Leave the pictures out and reproduce all the entries word for word.
[[ GIVEN ENTRIES open ]]
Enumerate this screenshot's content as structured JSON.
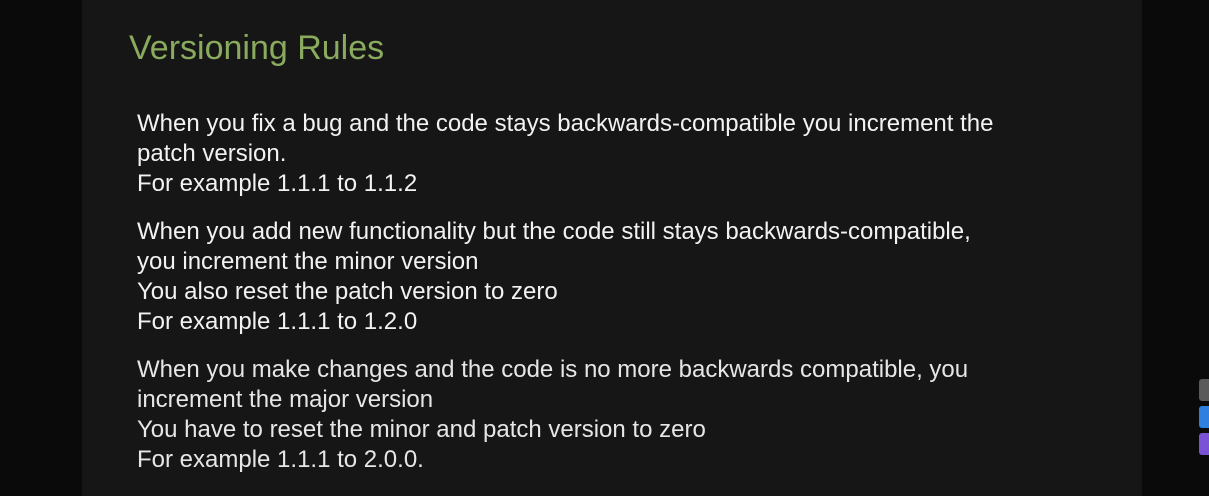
{
  "slide": {
    "title": "Versioning Rules",
    "paragraphs": [
      {
        "lines": [
          "When you fix a bug and the code stays backwards-compatible you increment the",
          "patch version.",
          "For example 1.1.1 to 1.1.2"
        ]
      },
      {
        "lines": [
          "When you add new functionality but the code still stays backwards-compatible,",
          "you increment the minor version",
          "You also reset the patch version to zero",
          "For example 1.1.1 to 1.2.0"
        ]
      },
      {
        "lines": [
          "When you make changes and the code is no more backwards compatible, you",
          "increment the major version",
          "You have to reset the minor and patch version to zero",
          "For example 1.1.1 to 2.0.0."
        ]
      }
    ]
  },
  "colors": {
    "background": "#0a0a0a",
    "slide_background": "#161616",
    "title": "#8aaa5e",
    "text": "#f2f2f2"
  },
  "side_widgets": [
    {
      "icon": "gray-widget-icon"
    },
    {
      "icon": "blue-widget-icon"
    },
    {
      "icon": "purple-widget-icon"
    }
  ]
}
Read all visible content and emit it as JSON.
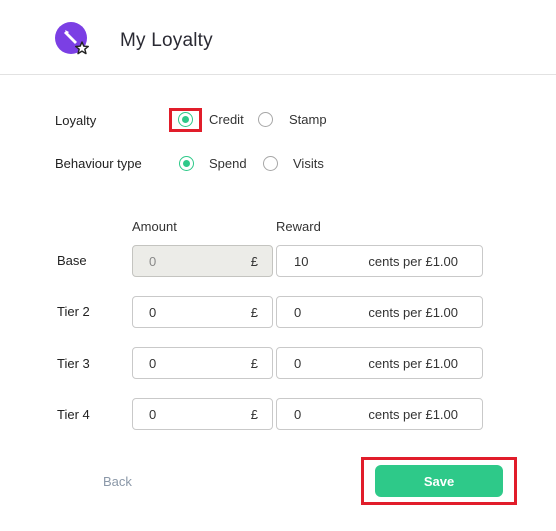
{
  "header": {
    "title": "My Loyalty",
    "logo_icon": "loyalty-star-icon",
    "logo_color": "#7b3fe4"
  },
  "loyalty": {
    "label": "Loyalty",
    "options": [
      {
        "label": "Credit",
        "selected": true
      },
      {
        "label": "Stamp",
        "selected": false
      }
    ]
  },
  "behaviour": {
    "label": "Behaviour type",
    "options": [
      {
        "label": "Spend",
        "selected": true
      },
      {
        "label": "Visits",
        "selected": false
      }
    ]
  },
  "table": {
    "amount_header": "Amount",
    "reward_header": "Reward",
    "rows": [
      {
        "label": "Base",
        "amount": "0",
        "currency": "£",
        "reward": "10",
        "reward_suffix": "cents per £1.00",
        "amount_disabled": true
      },
      {
        "label": "Tier 2",
        "amount": "0",
        "currency": "£",
        "reward": "0",
        "reward_suffix": "cents per £1.00",
        "amount_disabled": false
      },
      {
        "label": "Tier 3",
        "amount": "0",
        "currency": "£",
        "reward": "0",
        "reward_suffix": "cents per £1.00",
        "amount_disabled": false
      },
      {
        "label": "Tier 4",
        "amount": "0",
        "currency": "£",
        "reward": "0",
        "reward_suffix": "cents per £1.00",
        "amount_disabled": false
      }
    ]
  },
  "actions": {
    "back_label": "Back",
    "save_label": "Save"
  },
  "colors": {
    "accent": "#2ec989",
    "highlight": "#e11d2a",
    "back_text": "#8b98a8"
  }
}
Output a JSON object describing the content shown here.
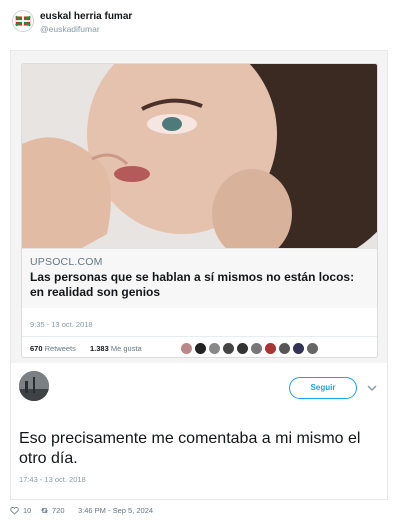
{
  "author": {
    "display_name": "euskal herria fumar",
    "handle": "@euskadifumar"
  },
  "original_tweet": {
    "link_domain": "UPSOCL.COM",
    "link_title": "Las personas que se hablan a sí mismos no están locos: en realidad son genios",
    "timestamp": "9:35 - 13 oct. 2018",
    "retweets_count": "670",
    "retweets_label": "Retweets",
    "likes_count": "1.383",
    "likes_label": "Me gusta"
  },
  "reply_tweet": {
    "follow_label": "Seguir",
    "text": "Eso precisamente me comentaba a mi mismo el otro día.",
    "timestamp": "17:43 - 13 oct. 2018"
  },
  "footer": {
    "likes": "10",
    "retweets": "720",
    "datetime": "3:46 PM - Sep 5, 2024"
  },
  "icons": {
    "like": "heart-icon",
    "retweet": "retweet-icon",
    "caret": "chevron-down-icon"
  },
  "colors": {
    "accent": "#1da1f2",
    "muted": "#657786"
  }
}
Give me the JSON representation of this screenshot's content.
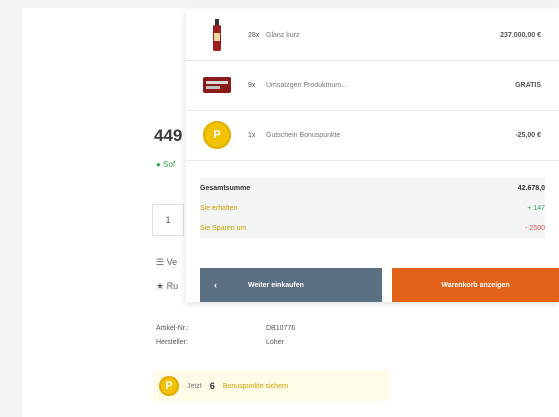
{
  "product": {
    "price_partial": "449",
    "availability_partial": "● Sof",
    "quantity": "1",
    "line_a": "☰ Ve",
    "line_b": "★ Ru",
    "props": [
      {
        "key": "Artikel-Nr.:",
        "value": "DB10776"
      },
      {
        "key": "Hersteller:",
        "value": "Loher"
      }
    ],
    "bonus": {
      "coin": "P",
      "prefix": "Jetzt",
      "points": "6",
      "link": "Bonuspunkte sichern"
    }
  },
  "cart": {
    "items": [
      {
        "qty": "28x",
        "name": "Glanz kurz",
        "amount": "237.000,00 €",
        "thumb": "bottle-icon"
      },
      {
        "qty": "9x",
        "name": "Umsatzgen Produktnum...",
        "amount": "GRATIS",
        "thumb": "product-box-icon"
      },
      {
        "qty": "1x",
        "name": "Gutschein Bonuspunkte",
        "amount": "-25,00 €",
        "thumb": "bonus-coin-icon",
        "coin": "P"
      }
    ],
    "summary": {
      "total_label": "Gesamtsumme",
      "total_value": "42.678,0",
      "earn_label": "Sie erhalten",
      "earn_value": "+ 147",
      "save_label": "Sie Sparen um",
      "save_value": "- 2500"
    },
    "continue_label": "Weiter einkaufen",
    "continue_chevron": "‹",
    "cart_label": "Warenkorb anzeigen"
  },
  "colors": {
    "accent_orange": "#e2621a",
    "button_slate": "#5b6f82",
    "bonus_gold": "#f2c200",
    "success_green": "#3aa55b",
    "danger_red": "#e05050"
  }
}
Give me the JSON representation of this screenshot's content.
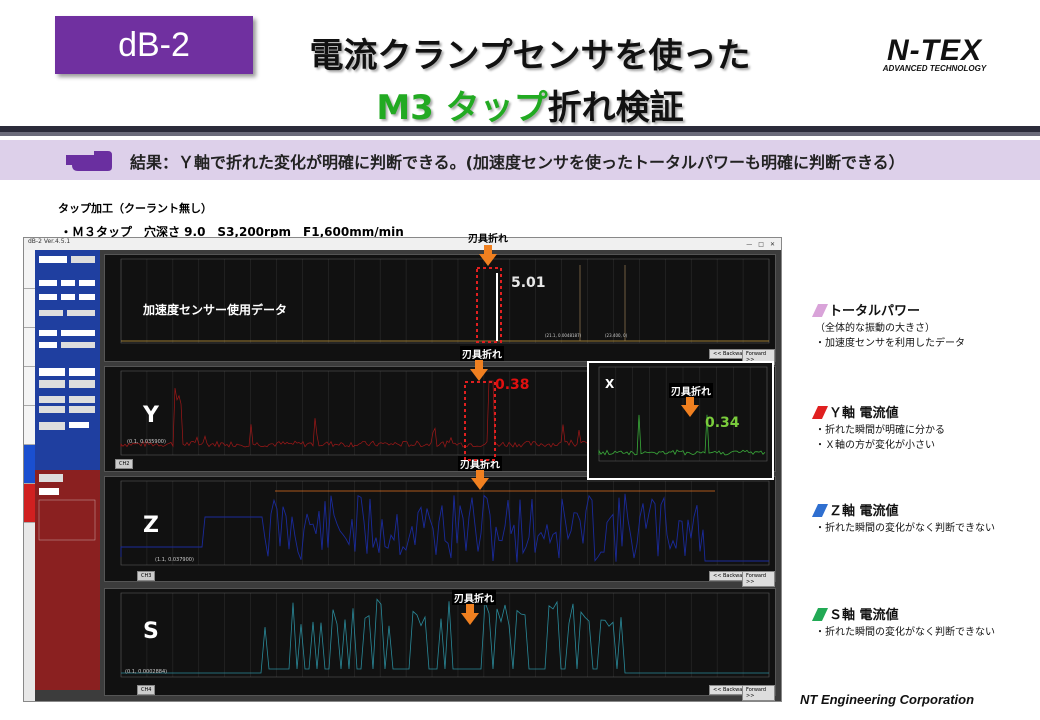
{
  "header": {
    "badge": "dB-2",
    "title_line1": "電流クランプセンサを使った",
    "title_line2_highlight": "M3 タップ",
    "title_line2_rest": "折れ検証",
    "logo_main": "N-TEX",
    "logo_sub": "ADVANCED TECHNOLOGY"
  },
  "result": {
    "text": "結果：Ｙ軸で折れた変化が明確に判断できる。(加速度センサを使ったトータルパワーも明確に判断できる）"
  },
  "conditions": {
    "line1": "タップ加工（クーラント無し）",
    "line2": "・Ｍ３タップ　穴深さ 9.0　S3,200rpm　F1,600mm/min"
  },
  "window": {
    "title": "dB-2 Ver.4.5.1",
    "sidebar_tabs": [
      "ログ",
      "Sensor",
      "Position",
      "Setting",
      "Filter",
      "Alarm",
      "Proximity",
      "Thread"
    ]
  },
  "panels": {
    "accel": {
      "label": "加速度センサー使用データ",
      "value": "5.01",
      "broken": "刃具折れ",
      "readout1": "(21.1, 0.0048187)",
      "readout2": "(23.400, 0)"
    },
    "y": {
      "label": "Y",
      "value": "0.38",
      "broken": "刃具折れ",
      "readout": "(0.1, 0.035900)",
      "inset_label": "X",
      "inset_broken": "刃具折れ",
      "inset_value": "0.34",
      "select": "CH2"
    },
    "z": {
      "label": "Z",
      "broken": "刃具折れ",
      "readout": "(1.1, 0.037900)",
      "select": "CH3"
    },
    "s": {
      "label": "S",
      "broken": "刃具折れ",
      "readout": "(0.1, 0.0002884)",
      "select": "CH4"
    },
    "backward": "<< Backward",
    "forward": "Forward >>"
  },
  "legend": [
    {
      "head": "トータルパワー",
      "lines": [
        "（全体的な振動の大きさ）",
        "・加速度センサを利用したデータ"
      ],
      "color": "#d9a3d9"
    },
    {
      "head": "Ｙ軸 電流値",
      "lines": [
        "・折れた瞬間が明確に分かる",
        "・Ｘ軸の方が変化が小さい"
      ],
      "color": "#e02020"
    },
    {
      "head": "Ｚ軸 電流値",
      "lines": [
        "・折れた瞬間の変化がなく判断できない"
      ],
      "color": "#2f6fd0"
    },
    {
      "head": "Ｓ軸 電流値",
      "lines": [
        "・折れた瞬間の変化がなく判断できない"
      ],
      "color": "#22aa55"
    }
  ],
  "footer": "NT Engineering Corporation"
}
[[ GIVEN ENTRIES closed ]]
-- OUTPUT OF THE EXERCISE --
Enumerate this screenshot's content as structured JSON.
{
  "slide": {
    "title": "Versioning Rules",
    "paragraphs": [
      {
        "lines": [
          "When you fix a bug and the code stays backwards-compatible you increment the",
          "patch version.",
          "For example 1.1.1 to 1.1.2"
        ]
      },
      {
        "lines": [
          "When you add new functionality but the code still stays backwards-compatible,",
          "you increment the minor version",
          "You also reset the patch version to zero",
          "For example 1.1.1 to 1.2.0"
        ]
      },
      {
        "lines": [
          "When you make changes and the code is no more backwards compatible, you",
          "increment the major version",
          "You have to reset the minor and patch version to zero",
          "For example 1.1.1 to 2.0.0."
        ]
      }
    ]
  },
  "colors": {
    "background": "#0a0a0a",
    "slide_background": "#161616",
    "title": "#8aaa5e",
    "text": "#f2f2f2"
  },
  "side_widgets": [
    {
      "icon": "gray-widget-icon"
    },
    {
      "icon": "blue-widget-icon"
    },
    {
      "icon": "purple-widget-icon"
    }
  ]
}
Read all visible content and emit it as JSON.
{
  "header": {
    "title": "My Loyalty",
    "logo_icon": "loyalty-star-icon",
    "logo_color": "#7b3fe4"
  },
  "loyalty": {
    "label": "Loyalty",
    "options": [
      {
        "label": "Credit",
        "selected": true
      },
      {
        "label": "Stamp",
        "selected": false
      }
    ]
  },
  "behaviour": {
    "label": "Behaviour type",
    "options": [
      {
        "label": "Spend",
        "selected": true
      },
      {
        "label": "Visits",
        "selected": false
      }
    ]
  },
  "table": {
    "amount_header": "Amount",
    "reward_header": "Reward",
    "rows": [
      {
        "label": "Base",
        "amount": "0",
        "currency": "£",
        "reward": "10",
        "reward_suffix": "cents per £1.00",
        "amount_disabled": true
      },
      {
        "label": "Tier 2",
        "amount": "0",
        "currency": "£",
        "reward": "0",
        "reward_suffix": "cents per £1.00",
        "amount_disabled": false
      },
      {
        "label": "Tier 3",
        "amount": "0",
        "currency": "£",
        "reward": "0",
        "reward_suffix": "cents per £1.00",
        "amount_disabled": false
      },
      {
        "label": "Tier 4",
        "amount": "0",
        "currency": "£",
        "reward": "0",
        "reward_suffix": "cents per £1.00",
        "amount_disabled": false
      }
    ]
  },
  "actions": {
    "back_label": "Back",
    "save_label": "Save"
  },
  "colors": {
    "accent": "#2ec989",
    "highlight": "#e11d2a",
    "back_text": "#8b98a8"
  }
}
Output a JSON object describing the content shown here.
{
  "author": {
    "display_name": "euskal herria fumar",
    "handle": "@euskadifumar"
  },
  "original_tweet": {
    "link_domain": "UPSOCL.COM",
    "link_title": "Las personas que se hablan a sí mismos no están locos: en realidad son genios",
    "timestamp": "9:35 - 13 oct. 2018",
    "retweets_count": "670",
    "retweets_label": "Retweets",
    "likes_count": "1.383",
    "likes_label": "Me gusta"
  },
  "reply_tweet": {
    "follow_label": "Seguir",
    "text": "Eso precisamente me comentaba a mi mismo el otro día.",
    "timestamp": "17:43 - 13 oct. 2018"
  },
  "footer": {
    "likes": "10",
    "retweets": "720",
    "datetime": "3:46 PM - Sep 5, 2024"
  },
  "icons": {
    "like": "heart-icon",
    "retweet": "retweet-icon",
    "caret": "chevron-down-icon"
  },
  "colors": {
    "accent": "#1da1f2",
    "muted": "#657786"
  }
}
Give me the JSON representation of this screenshot's content.
{
  "product": {
    "price_partial": "449",
    "availability_partial": "● Sof",
    "quantity": "1",
    "line_a": "☰ Ve",
    "line_b": "★ Ru",
    "props": [
      {
        "key": "Artikel-Nr.:",
        "value": "DB10776"
      },
      {
        "key": "Hersteller:",
        "value": "Loher"
      }
    ],
    "bonus": {
      "coin": "P",
      "prefix": "Jetzt",
      "points": "6",
      "link": "Bonuspunkte sichern"
    }
  },
  "cart": {
    "items": [
      {
        "qty": "28x",
        "name": "Glanz kurz",
        "amount": "237.000,00 €",
        "thumb": "bottle-icon"
      },
      {
        "qty": "9x",
        "name": "Umsatzgen Produktnum...",
        "amount": "GRATIS",
        "thumb": "product-box-icon"
      },
      {
        "qty": "1x",
        "name": "Gutschein Bonuspunkte",
        "amount": "-25,00 €",
        "thumb": "bonus-coin-icon",
        "coin": "P"
      }
    ],
    "summary": {
      "total_label": "Gesamtsumme",
      "total_value": "42.678,0",
      "earn_label": "Sie erhalten",
      "earn_value": "+ 147",
      "save_label": "Sie Sparen um",
      "save_value": "- 2500"
    },
    "continue_label": "Weiter einkaufen",
    "continue_chevron": "‹",
    "cart_label": "Warenkorb anzeigen"
  },
  "colors": {
    "accent_orange": "#e2621a",
    "button_slate": "#5b6f82",
    "bonus_gold": "#f2c200",
    "success_green": "#3aa55b",
    "danger_red": "#e05050"
  }
}
Give me the JSON representation of this screenshot's content.
{
  "header": {
    "badge": "dB-2",
    "title_line1": "電流クランプセンサを使った",
    "title_line2_highlight": "M3 タップ",
    "title_line2_rest": "折れ検証",
    "logo_main": "N-TEX",
    "logo_sub": "ADVANCED TECHNOLOGY"
  },
  "result": {
    "text": "結果：Ｙ軸で折れた変化が明確に判断できる。(加速度センサを使ったトータルパワーも明確に判断できる）"
  },
  "conditions": {
    "line1": "タップ加工（クーラント無し）",
    "line2": "・Ｍ３タップ　穴深さ 9.0　S3,200rpm　F1,600mm/min"
  },
  "window": {
    "title": "dB-2 Ver.4.5.1",
    "sidebar_tabs": [
      "ログ",
      "Sensor",
      "Position",
      "Setting",
      "Filter",
      "Alarm",
      "Proximity",
      "Thread"
    ]
  },
  "panels": {
    "accel": {
      "label": "加速度センサー使用データ",
      "value": "5.01",
      "broken": "刃具折れ",
      "readout1": "(21.1, 0.0048187)",
      "readout2": "(23.400, 0)"
    },
    "y": {
      "label": "Y",
      "value": "0.38",
      "broken": "刃具折れ",
      "readout": "(0.1, 0.035900)",
      "inset_label": "X",
      "inset_broken": "刃具折れ",
      "inset_value": "0.34",
      "select": "CH2"
    },
    "z": {
      "label": "Z",
      "broken": "刃具折れ",
      "readout": "(1.1, 0.037900)",
      "select": "CH3"
    },
    "s": {
      "label": "S",
      "broken": "刃具折れ",
      "readout": "(0.1, 0.0002884)",
      "select": "CH4"
    },
    "backward": "<< Backward",
    "forward": "Forward >>"
  },
  "legend": [
    {
      "head": "トータルパワー",
      "lines": [
        "（全体的な振動の大きさ）",
        "・加速度センサを利用したデータ"
      ],
      "color": "#d9a3d9"
    },
    {
      "head": "Ｙ軸 電流値",
      "lines": [
        "・折れた瞬間が明確に分かる",
        "・Ｘ軸の方が変化が小さい"
      ],
      "color": "#e02020"
    },
    {
      "head": "Ｚ軸 電流値",
      "lines": [
        "・折れた瞬間の変化がなく判断できない"
      ],
      "color": "#2f6fd0"
    },
    {
      "head": "Ｓ軸 電流値",
      "lines": [
        "・折れた瞬間の変化がなく判断できない"
      ],
      "color": "#22aa55"
    }
  ],
  "footer": "NT Engineering Corporation"
}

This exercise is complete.